_Task:_
Every line of the records below should be restated exactly.

-----

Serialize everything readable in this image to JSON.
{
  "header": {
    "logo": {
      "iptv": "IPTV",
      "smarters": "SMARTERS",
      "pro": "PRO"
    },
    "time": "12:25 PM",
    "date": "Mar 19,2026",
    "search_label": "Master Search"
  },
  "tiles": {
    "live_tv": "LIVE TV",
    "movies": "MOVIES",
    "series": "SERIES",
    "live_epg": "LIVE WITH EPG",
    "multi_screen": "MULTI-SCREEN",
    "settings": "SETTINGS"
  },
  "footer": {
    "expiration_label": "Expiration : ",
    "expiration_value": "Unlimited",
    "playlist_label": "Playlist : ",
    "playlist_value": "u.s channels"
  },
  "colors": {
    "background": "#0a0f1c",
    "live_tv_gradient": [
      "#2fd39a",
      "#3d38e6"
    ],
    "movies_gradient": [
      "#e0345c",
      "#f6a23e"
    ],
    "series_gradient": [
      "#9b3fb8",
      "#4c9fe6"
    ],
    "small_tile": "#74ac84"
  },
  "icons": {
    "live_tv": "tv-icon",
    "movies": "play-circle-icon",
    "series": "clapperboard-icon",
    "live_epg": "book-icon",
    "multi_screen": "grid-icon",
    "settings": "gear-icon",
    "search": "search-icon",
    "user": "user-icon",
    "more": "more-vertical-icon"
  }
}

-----

_Expected output:_
Serialize everything readable in this image to JSON.
{
  "header": {
    "logo": {
      "iptv": "IPTV",
      "smarters": "SMARTERS",
      "pro": "PRO"
    },
    "time": "12:25 PM",
    "date": "Mar 19,2026",
    "search_label": "Master Search"
  },
  "tiles": {
    "live_tv": "LIVE TV",
    "movies": "MOVIES",
    "series": "SERIES",
    "live_epg": "LIVE WITH EPG",
    "multi_screen": "MULTI-SCREEN",
    "settings": "SETTINGS"
  },
  "footer": {
    "expiration_label": "Expiration : ",
    "expiration_value": "Unlimited",
    "playlist_label": "Playlist : ",
    "playlist_value": "u.s channels"
  },
  "colors": {
    "background": "#0a0f1c",
    "live_tv_gradient": [
      "#2fd39a",
      "#3d38e6"
    ],
    "movies_gradient": [
      "#e0345c",
      "#f6a23e"
    ],
    "series_gradient": [
      "#9b3fb8",
      "#4c9fe6"
    ],
    "small_tile": "#74ac84"
  },
  "icons": {
    "live_tv": "tv-icon",
    "movies": "play-circle-icon",
    "series": "clapperboard-icon",
    "live_epg": "book-icon",
    "multi_screen": "grid-icon",
    "settings": "gear-icon",
    "search": "search-icon",
    "user": "user-icon",
    "more": "more-vertical-icon"
  }
}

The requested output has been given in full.